What you give back must match the data exactly, minus the pictures.

- Opening Delimiter -

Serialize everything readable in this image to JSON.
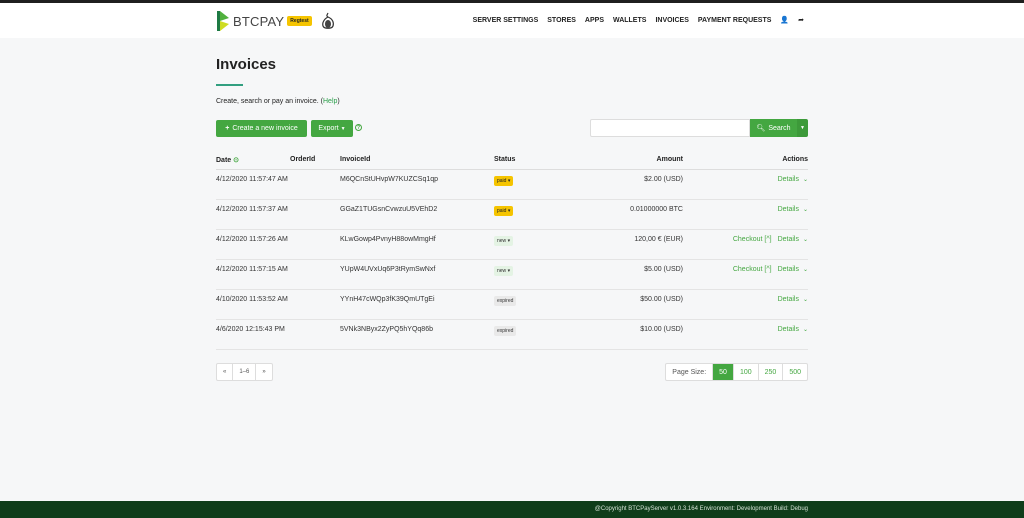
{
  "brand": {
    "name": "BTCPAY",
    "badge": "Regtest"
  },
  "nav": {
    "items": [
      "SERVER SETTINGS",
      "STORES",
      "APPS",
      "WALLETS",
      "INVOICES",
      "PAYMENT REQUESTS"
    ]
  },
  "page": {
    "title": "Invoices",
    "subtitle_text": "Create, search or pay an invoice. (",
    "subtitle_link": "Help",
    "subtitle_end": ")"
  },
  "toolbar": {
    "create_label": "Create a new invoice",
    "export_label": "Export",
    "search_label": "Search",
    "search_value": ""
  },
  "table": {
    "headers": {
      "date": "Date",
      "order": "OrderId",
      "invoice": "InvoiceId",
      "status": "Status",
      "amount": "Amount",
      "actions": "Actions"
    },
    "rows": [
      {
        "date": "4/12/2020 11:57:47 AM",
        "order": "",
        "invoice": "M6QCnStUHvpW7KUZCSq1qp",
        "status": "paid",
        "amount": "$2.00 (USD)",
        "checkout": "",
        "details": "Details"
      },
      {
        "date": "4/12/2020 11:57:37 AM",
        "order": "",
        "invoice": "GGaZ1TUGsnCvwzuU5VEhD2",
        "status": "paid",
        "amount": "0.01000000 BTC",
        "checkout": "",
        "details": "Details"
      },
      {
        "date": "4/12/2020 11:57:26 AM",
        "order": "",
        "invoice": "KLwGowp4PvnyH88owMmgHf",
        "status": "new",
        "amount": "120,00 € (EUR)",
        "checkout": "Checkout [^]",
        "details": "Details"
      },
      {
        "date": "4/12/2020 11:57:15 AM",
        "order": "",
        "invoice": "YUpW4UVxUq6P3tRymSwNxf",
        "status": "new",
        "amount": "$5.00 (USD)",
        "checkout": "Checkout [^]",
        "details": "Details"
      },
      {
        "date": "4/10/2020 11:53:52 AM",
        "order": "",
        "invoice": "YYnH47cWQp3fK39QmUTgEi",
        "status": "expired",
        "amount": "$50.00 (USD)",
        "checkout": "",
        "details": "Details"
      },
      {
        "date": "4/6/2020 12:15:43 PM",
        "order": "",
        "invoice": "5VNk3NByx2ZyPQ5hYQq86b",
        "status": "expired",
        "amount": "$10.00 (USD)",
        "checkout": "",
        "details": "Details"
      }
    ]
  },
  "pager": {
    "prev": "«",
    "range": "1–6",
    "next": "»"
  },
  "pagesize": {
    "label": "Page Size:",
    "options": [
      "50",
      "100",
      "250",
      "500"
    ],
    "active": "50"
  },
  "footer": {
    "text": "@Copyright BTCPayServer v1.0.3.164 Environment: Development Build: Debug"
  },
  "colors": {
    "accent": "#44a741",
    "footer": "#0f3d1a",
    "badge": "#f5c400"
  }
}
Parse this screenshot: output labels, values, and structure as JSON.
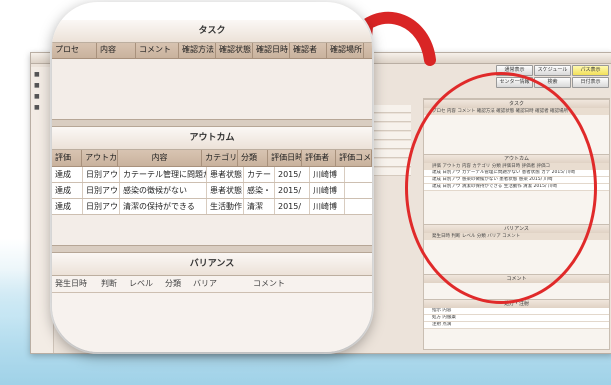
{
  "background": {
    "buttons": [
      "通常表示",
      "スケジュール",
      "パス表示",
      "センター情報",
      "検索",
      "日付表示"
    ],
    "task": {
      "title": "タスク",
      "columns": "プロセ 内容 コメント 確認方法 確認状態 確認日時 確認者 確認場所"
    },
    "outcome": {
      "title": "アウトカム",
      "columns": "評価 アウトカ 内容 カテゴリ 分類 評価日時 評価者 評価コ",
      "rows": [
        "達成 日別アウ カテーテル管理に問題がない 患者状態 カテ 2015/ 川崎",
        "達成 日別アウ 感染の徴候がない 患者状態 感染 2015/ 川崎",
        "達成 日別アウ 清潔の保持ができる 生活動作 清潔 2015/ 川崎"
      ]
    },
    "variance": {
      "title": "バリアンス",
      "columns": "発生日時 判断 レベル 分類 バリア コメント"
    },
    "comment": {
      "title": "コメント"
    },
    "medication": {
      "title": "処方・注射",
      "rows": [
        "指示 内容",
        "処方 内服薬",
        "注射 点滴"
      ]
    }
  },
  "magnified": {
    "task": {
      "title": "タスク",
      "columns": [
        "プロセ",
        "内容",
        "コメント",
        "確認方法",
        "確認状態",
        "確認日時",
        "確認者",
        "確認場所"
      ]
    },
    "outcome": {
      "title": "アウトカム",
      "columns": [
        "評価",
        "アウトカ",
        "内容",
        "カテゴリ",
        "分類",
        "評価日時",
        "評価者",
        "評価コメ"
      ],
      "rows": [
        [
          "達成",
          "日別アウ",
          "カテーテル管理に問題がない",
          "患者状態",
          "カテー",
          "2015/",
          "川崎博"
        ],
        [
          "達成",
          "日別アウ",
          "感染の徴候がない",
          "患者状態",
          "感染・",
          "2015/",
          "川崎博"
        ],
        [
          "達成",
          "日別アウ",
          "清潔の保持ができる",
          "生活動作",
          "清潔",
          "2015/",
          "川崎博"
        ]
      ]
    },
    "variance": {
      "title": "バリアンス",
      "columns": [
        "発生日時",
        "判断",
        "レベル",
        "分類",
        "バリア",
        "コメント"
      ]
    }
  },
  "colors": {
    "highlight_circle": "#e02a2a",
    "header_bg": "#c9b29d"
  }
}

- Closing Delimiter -

• **OUTPUT FOR THIS EXERCISE**
Serialize everything readable in this image to JSON.
{
  "brand": {
    "name": "BTCPAY",
    "badge": "Regtest"
  },
  "nav": {
    "items": [
      "SERVER SETTINGS",
      "STORES",
      "APPS",
      "WALLETS",
      "INVOICES",
      "PAYMENT REQUESTS"
    ]
  },
  "page": {
    "title": "Invoices",
    "subtitle_text": "Create, search or pay an invoice. (",
    "subtitle_link": "Help",
    "subtitle_end": ")"
  },
  "toolbar": {
    "create_label": "Create a new invoice",
    "export_label": "Export",
    "search_label": "Search",
    "search_value": ""
  },
  "table": {
    "headers": {
      "date": "Date",
      "order": "OrderId",
      "invoice": "InvoiceId",
      "status": "Status",
      "amount": "Amount",
      "actions": "Actions"
    },
    "rows": [
      {
        "date": "4/12/2020 11:57:47 AM",
        "order": "",
        "invoice": "M6QCnStUHvpW7KUZCSq1qp",
        "status": "paid",
        "amount": "$2.00 (USD)",
        "checkout": "",
        "details": "Details"
      },
      {
        "date": "4/12/2020 11:57:37 AM",
        "order": "",
        "invoice": "GGaZ1TUGsnCvwzuU5VEhD2",
        "status": "paid",
        "amount": "0.01000000 BTC",
        "checkout": "",
        "details": "Details"
      },
      {
        "date": "4/12/2020 11:57:26 AM",
        "order": "",
        "invoice": "KLwGowp4PvnyH88owMmgHf",
        "status": "new",
        "amount": "120,00 € (EUR)",
        "checkout": "Checkout [^]",
        "details": "Details"
      },
      {
        "date": "4/12/2020 11:57:15 AM",
        "order": "",
        "invoice": "YUpW4UVxUq6P3tRymSwNxf",
        "status": "new",
        "amount": "$5.00 (USD)",
        "checkout": "Checkout [^]",
        "details": "Details"
      },
      {
        "date": "4/10/2020 11:53:52 AM",
        "order": "",
        "invoice": "YYnH47cWQp3fK39QmUTgEi",
        "status": "expired",
        "amount": "$50.00 (USD)",
        "checkout": "",
        "details": "Details"
      },
      {
        "date": "4/6/2020 12:15:43 PM",
        "order": "",
        "invoice": "5VNk3NByx2ZyPQ5hYQq86b",
        "status": "expired",
        "amount": "$10.00 (USD)",
        "checkout": "",
        "details": "Details"
      }
    ]
  },
  "pager": {
    "prev": "«",
    "range": "1–6",
    "next": "»"
  },
  "pagesize": {
    "label": "Page Size:",
    "options": [
      "50",
      "100",
      "250",
      "500"
    ],
    "active": "50"
  },
  "footer": {
    "text": "@Copyright BTCPayServer v1.0.3.164 Environment: Development Build: Debug"
  },
  "colors": {
    "accent": "#44a741",
    "footer": "#0f3d1a",
    "badge": "#f5c400"
  }
}
Parse this screenshot: output labels, values, and structure as JSON.
{
  "background": {
    "buttons": [
      "通常表示",
      "スケジュール",
      "パス表示",
      "センター情報",
      "検索",
      "日付表示"
    ],
    "task": {
      "title": "タスク",
      "columns": "プロセ 内容 コメント 確認方法 確認状態 確認日時 確認者 確認場所"
    },
    "outcome": {
      "title": "アウトカム",
      "columns": "評価 アウトカ 内容 カテゴリ 分類 評価日時 評価者 評価コ",
      "rows": [
        "達成 日別アウ カテーテル管理に問題がない 患者状態 カテ 2015/ 川崎",
        "達成 日別アウ 感染の徴候がない 患者状態 感染 2015/ 川崎",
        "達成 日別アウ 清潔の保持ができる 生活動作 清潔 2015/ 川崎"
      ]
    },
    "variance": {
      "title": "バリアンス",
      "columns": "発生日時 判断 レベル 分類 バリア コメント"
    },
    "comment": {
      "title": "コメント"
    },
    "medication": {
      "title": "処方・注射",
      "rows": [
        "指示 内容",
        "処方 内服薬",
        "注射 点滴"
      ]
    }
  },
  "magnified": {
    "task": {
      "title": "タスク",
      "columns": [
        "プロセ",
        "内容",
        "コメント",
        "確認方法",
        "確認状態",
        "確認日時",
        "確認者",
        "確認場所"
      ]
    },
    "outcome": {
      "title": "アウトカム",
      "columns": [
        "評価",
        "アウトカ",
        "内容",
        "カテゴリ",
        "分類",
        "評価日時",
        "評価者",
        "評価コメ"
      ],
      "rows": [
        [
          "達成",
          "日別アウ",
          "カテーテル管理に問題がない",
          "患者状態",
          "カテー",
          "2015/",
          "川崎博"
        ],
        [
          "達成",
          "日別アウ",
          "感染の徴候がない",
          "患者状態",
          "感染・",
          "2015/",
          "川崎博"
        ],
        [
          "達成",
          "日別アウ",
          "清潔の保持ができる",
          "生活動作",
          "清潔",
          "2015/",
          "川崎博"
        ]
      ]
    },
    "variance": {
      "title": "バリアンス",
      "columns": [
        "発生日時",
        "判断",
        "レベル",
        "分類",
        "バリア",
        "コメント"
      ]
    }
  },
  "colors": {
    "highlight_circle": "#e02a2a",
    "header_bg": "#c9b29d"
  }
}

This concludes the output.